Companies invest a great deal of resources into hiring the right person, and it can be a time-intensive process to on-board and train new hires. That means employers want to know you’re in it for the long haul. If you’re planning to apply to positions in areas you’re unfamiliar with and have never lived in before, employers may see you as a flight risk and might not want to invest in someone who could decide living in that area is not what they wanted after all.

Still interested in hitting the road? Here are a few tips to consider before packing up and moving to a new city in pursuit of a job:

Choose a city where you want to live, regardless of whether you get the job you want

Maybe you’ve visited Chicago and love the arts, theatre, and frenetic feel of the city. Or perhaps you love the city life mixed with the southern charm of Dallas or Atlanta. It’s always good to know you’ll like the culture and vibe of a city before making it your home. It’s also great to have connections, like friends and/or family in the area who can show you around and introduce you to other people your age. Employers will be interested in your long-term goals. Ease their minds by showing that you have connections to the area—either through people or past visits—and that you have a thoroughly mapped out relocation plan. This may work to your advantage when your résumé is reviewed alongside those from local candidates.

Consider quality-of-life and cost-of-living when choosing a new ZIP code
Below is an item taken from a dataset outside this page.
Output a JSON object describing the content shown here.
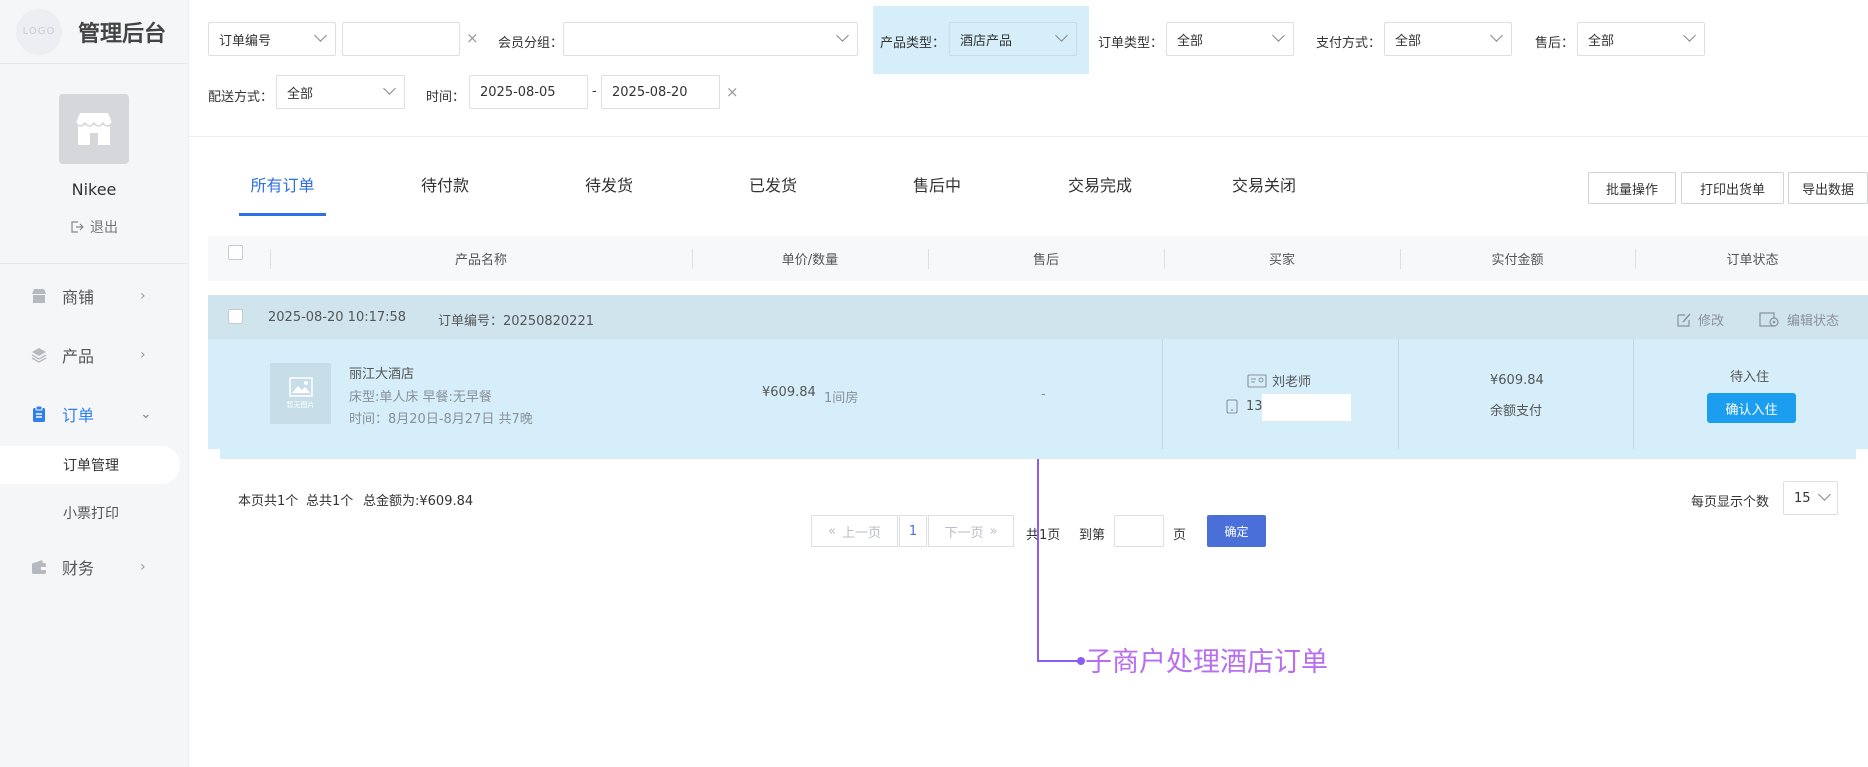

You may have high hopes for a well-paying job right out of college, but moving can change the balance of a budget in a hurry. A sizable salary in a less-expensive job market will undoubtedly ease the transition compared to the same salary in high-rent cities like New York or San Francisco. Prepare a realistic budget based on the city’s cost of living, and, if the numbers don’t add up, you may want to reconsider your plans, at least temporarily. The good news is the entry-level job market is solid throughout the country; you should have no problem starting a career in a city that fits your budget, your geographic preference and your professional ambitions.

Don’t expect relocation assistance

While some large companies still offer limited relocation assistance for out-of-town hires, it usually only occurs for experienced and higher-level positions. One way to put prospective employers at ease is to clearly state in your cover letter that you will handle your own relocation costs if offered the job. This will put you on the same level as local candidates and make it easier for employers to continue considering you for the position without the worry of added expenses.

While relocation for the right career opportunity is always an option, a great future career might be closer than you think. If you really want to move and start your career in a new place, then consider all your options—including your hopes for building a personal life in a new city—when making your decision. No matter where you go, you’ll find opportunities to take your professional life in new, exciting directions.

Looking to launch your future career? Join the Avenica network to get started. View open positions here.

 

Tags: , ,